### The data
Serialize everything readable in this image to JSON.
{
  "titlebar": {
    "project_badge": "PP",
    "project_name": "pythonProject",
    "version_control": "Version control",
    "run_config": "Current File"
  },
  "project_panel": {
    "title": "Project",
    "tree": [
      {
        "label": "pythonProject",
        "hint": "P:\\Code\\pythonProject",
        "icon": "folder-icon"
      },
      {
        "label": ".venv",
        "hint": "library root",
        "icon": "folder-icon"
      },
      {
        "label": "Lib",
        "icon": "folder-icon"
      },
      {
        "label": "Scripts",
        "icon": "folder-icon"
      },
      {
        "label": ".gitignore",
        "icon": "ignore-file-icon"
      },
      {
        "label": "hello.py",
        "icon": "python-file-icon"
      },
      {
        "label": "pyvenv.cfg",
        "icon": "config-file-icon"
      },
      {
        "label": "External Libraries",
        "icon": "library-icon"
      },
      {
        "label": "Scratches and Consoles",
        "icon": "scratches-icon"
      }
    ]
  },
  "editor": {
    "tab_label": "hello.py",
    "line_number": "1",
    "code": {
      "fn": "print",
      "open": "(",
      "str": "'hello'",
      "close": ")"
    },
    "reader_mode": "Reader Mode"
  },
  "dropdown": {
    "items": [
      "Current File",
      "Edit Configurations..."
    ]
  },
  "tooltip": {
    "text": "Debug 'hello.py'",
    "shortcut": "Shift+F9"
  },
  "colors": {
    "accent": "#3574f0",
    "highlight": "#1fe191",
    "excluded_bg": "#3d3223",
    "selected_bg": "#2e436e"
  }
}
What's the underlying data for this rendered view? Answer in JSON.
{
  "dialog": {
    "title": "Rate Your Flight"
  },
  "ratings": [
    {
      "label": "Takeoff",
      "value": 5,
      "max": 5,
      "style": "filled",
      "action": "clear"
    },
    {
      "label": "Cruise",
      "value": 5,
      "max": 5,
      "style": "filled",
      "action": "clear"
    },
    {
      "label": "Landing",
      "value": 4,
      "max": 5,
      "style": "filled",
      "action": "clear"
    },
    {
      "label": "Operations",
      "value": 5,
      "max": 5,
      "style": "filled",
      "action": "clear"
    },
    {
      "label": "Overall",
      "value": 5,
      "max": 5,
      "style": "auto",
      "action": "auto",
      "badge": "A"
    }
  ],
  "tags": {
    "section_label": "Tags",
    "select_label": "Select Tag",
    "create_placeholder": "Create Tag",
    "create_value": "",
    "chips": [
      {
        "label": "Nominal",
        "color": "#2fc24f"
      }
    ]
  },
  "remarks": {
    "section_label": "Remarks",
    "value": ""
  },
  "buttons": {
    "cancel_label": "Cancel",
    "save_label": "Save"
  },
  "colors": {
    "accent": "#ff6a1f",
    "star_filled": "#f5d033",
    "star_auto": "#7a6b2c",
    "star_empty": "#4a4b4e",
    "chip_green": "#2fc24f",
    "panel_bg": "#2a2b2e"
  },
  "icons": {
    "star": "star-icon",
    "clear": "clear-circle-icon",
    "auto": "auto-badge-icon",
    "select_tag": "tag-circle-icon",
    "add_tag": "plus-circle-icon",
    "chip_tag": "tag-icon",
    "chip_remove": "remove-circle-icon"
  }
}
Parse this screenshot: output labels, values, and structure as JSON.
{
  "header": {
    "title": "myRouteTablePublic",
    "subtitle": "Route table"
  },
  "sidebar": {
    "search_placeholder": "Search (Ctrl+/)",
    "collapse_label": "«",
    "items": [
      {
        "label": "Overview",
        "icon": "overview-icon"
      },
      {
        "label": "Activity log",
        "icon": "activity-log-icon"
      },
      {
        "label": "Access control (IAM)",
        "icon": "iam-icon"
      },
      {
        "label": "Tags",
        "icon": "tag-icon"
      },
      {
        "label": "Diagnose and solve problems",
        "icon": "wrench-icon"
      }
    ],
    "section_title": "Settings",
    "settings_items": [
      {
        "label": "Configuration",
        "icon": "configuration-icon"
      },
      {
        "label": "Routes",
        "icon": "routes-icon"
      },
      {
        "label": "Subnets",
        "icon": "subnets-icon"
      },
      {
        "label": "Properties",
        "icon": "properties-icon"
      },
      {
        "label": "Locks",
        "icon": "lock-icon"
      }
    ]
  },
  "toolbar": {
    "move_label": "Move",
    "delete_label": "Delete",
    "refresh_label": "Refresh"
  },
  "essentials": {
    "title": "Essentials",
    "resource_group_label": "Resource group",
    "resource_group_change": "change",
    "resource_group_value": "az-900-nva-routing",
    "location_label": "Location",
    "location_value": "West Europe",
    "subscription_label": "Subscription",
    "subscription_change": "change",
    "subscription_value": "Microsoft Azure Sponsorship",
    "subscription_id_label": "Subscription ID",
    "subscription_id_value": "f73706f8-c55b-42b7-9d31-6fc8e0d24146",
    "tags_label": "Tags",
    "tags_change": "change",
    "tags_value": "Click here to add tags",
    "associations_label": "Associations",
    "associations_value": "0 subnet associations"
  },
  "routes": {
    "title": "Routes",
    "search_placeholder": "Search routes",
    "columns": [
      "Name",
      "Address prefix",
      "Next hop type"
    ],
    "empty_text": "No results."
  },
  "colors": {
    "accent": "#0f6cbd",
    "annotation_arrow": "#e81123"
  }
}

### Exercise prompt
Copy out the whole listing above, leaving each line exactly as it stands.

### Exercise answer
Serialize everything readable in this image to JSON.
{
  "titlebar": {
    "project_badge": "PP",
    "project_name": "pythonProject",
    "version_control": "Version control",
    "run_config": "Current File"
  },
  "project_panel": {
    "title": "Project",
    "tree": [
      {
        "label": "pythonProject",
        "hint": "P:\\Code\\pythonProject",
        "icon": "folder-icon"
      },
      {
        "label": ".venv",
        "hint": "library root",
        "icon": "folder-icon"
      },
      {
        "label": "Lib",
        "icon": "folder-icon"
      },
      {
        "label": "Scripts",
        "icon": "folder-icon"
      },
      {
        "label": ".gitignore",
        "icon": "ignore-file-icon"
      },
      {
        "label": "hello.py",
        "icon": "python-file-icon"
      },
      {
        "label": "pyvenv.cfg",
        "icon": "config-file-icon"
      },
      {
        "label": "External Libraries",
        "icon": "library-icon"
      },
      {
        "label": "Scratches and Consoles",
        "icon": "scratches-icon"
      }
    ]
  },
  "editor": {
    "tab_label": "hello.py",
    "line_number": "1",
    "code": {
      "fn": "print",
      "open": "(",
      "str": "'hello'",
      "close": ")"
    },
    "reader_mode": "Reader Mode"
  },
  "dropdown": {
    "items": [
      "Current File",
      "Edit Configurations..."
    ]
  },
  "tooltip": {
    "text": "Debug 'hello.py'",
    "shortcut": "Shift+F9"
  },
  "colors": {
    "accent": "#3574f0",
    "highlight": "#1fe191",
    "excluded_bg": "#3d3223",
    "selected_bg": "#2e436e"
  }
}
What's the underlying data for this rendered view? Answer in JSON.
{
  "dialog": {
    "title": "Rate Your Flight"
  },
  "ratings": [
    {
      "label": "Takeoff",
      "value": 5,
      "max": 5,
      "style": "filled",
      "action": "clear"
    },
    {
      "label": "Cruise",
      "value": 5,
      "max": 5,
      "style": "filled",
      "action": "clear"
    },
    {
      "label": "Landing",
      "value": 4,
      "max": 5,
      "style": "filled",
      "action": "clear"
    },
    {
      "label": "Operations",
      "value": 5,
      "max": 5,
      "style": "filled",
      "action": "clear"
    },
    {
      "label": "Overall",
      "value": 5,
      "max": 5,
      "style": "auto",
      "action": "auto",
      "badge": "A"
    }
  ],
  "tags": {
    "section_label": "Tags",
    "select_label": "Select Tag",
    "create_placeholder": "Create Tag",
    "create_value": "",
    "chips": [
      {
        "label": "Nominal",
        "color": "#2fc24f"
      }
    ]
  },
  "remarks": {
    "section_label": "Remarks",
    "value": ""
  },
  "buttons": {
    "cancel_label": "Cancel",
    "save_label": "Save"
  },
  "colors": {
    "accent": "#ff6a1f",
    "star_filled": "#f5d033",
    "star_auto": "#7a6b2c",
    "star_empty": "#4a4b4e",
    "chip_green": "#2fc24f",
    "panel_bg": "#2a2b2e"
  },
  "icons": {
    "star": "star-icon",
    "clear": "clear-circle-icon",
    "auto": "auto-badge-icon",
    "select_tag": "tag-circle-icon",
    "add_tag": "plus-circle-icon",
    "chip_tag": "tag-icon",
    "chip_remove": "remove-circle-icon"
  }
}
Parse this screenshot: output labels, values, and structure as JSON.
{
  "header": {
    "title": "myRouteTablePublic",
    "subtitle": "Route table"
  },
  "sidebar": {
    "search_placeholder": "Search (Ctrl+/)",
    "collapse_label": "«",
    "items": [
      {
        "label": "Overview",
        "icon": "overview-icon"
      },
      {
        "label": "Activity log",
        "icon": "activity-log-icon"
      },
      {
        "label": "Access control (IAM)",
        "icon": "iam-icon"
      },
      {
        "label": "Tags",
        "icon": "tag-icon"
      },
      {
        "label": "Diagnose and solve problems",
        "icon": "wrench-icon"
      }
    ],
    "section_title": "Settings",
    "settings_items": [
      {
        "label": "Configuration",
        "icon": "configuration-icon"
      },
      {
        "label": "Routes",
        "icon": "routes-icon"
      },
      {
        "label": "Subnets",
        "icon": "subnets-icon"
      },
      {
        "label": "Properties",
        "icon": "properties-icon"
      },
      {
        "label": "Locks",
        "icon": "lock-icon"
      }
    ]
  },
  "toolbar": {
    "move_label": "Move",
    "delete_label": "Delete",
    "refresh_label": "Refresh"
  },
  "essentials": {
    "title": "Essentials",
    "resource_group_label": "Resource group",
    "resource_group_change": "change",
    "resource_group_value": "az-900-nva-routing",
    "location_label": "Location",
    "location_value": "West Europe",
    "subscription_label": "Subscription",
    "subscription_change": "change",
    "subscription_value": "Microsoft Azure Sponsorship",
    "subscription_id_label": "Subscription ID",
    "subscription_id_value": "f73706f8-c55b-42b7-9d31-6fc8e0d24146",
    "tags_label": "Tags",
    "tags_change": "change",
    "tags_value": "Click here to add tags",
    "associations_label": "Associations",
    "associations_value": "0 subnet associations"
  },
  "routes": {
    "title": "Routes",
    "search_placeholder": "Search routes",
    "columns": [
      "Name",
      "Address prefix",
      "Next hop type"
    ],
    "empty_text": "No results."
  },
  "colors": {
    "accent": "#0f6cbd",
    "annotation_arrow": "#e81123"
  }
}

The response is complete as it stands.